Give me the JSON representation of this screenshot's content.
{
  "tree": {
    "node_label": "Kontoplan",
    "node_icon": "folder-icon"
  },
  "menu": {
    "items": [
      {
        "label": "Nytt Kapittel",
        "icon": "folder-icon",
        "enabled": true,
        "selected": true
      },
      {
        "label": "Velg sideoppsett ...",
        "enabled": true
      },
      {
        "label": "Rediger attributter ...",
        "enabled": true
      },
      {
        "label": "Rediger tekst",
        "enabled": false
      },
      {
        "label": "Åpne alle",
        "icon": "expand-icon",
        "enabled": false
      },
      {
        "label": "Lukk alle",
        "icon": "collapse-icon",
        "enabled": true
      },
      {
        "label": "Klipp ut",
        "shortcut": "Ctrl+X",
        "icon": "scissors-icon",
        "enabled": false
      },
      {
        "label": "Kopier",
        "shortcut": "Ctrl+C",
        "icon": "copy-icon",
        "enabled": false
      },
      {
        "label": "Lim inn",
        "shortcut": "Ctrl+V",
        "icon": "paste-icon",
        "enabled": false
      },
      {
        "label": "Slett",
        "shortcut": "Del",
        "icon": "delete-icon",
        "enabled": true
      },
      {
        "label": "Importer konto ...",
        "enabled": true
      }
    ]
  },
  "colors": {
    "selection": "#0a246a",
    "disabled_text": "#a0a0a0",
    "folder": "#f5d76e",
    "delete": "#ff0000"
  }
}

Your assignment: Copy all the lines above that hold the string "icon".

Answer area:
    "node_icon": "folder-icon"
        "icon": "folder-icon",
        "icon": "expand-icon",
        "icon": "collapse-icon",
        "icon": "scissors-icon",
        "icon": "copy-icon",
        "icon": "paste-icon",
        "icon": "delete-icon",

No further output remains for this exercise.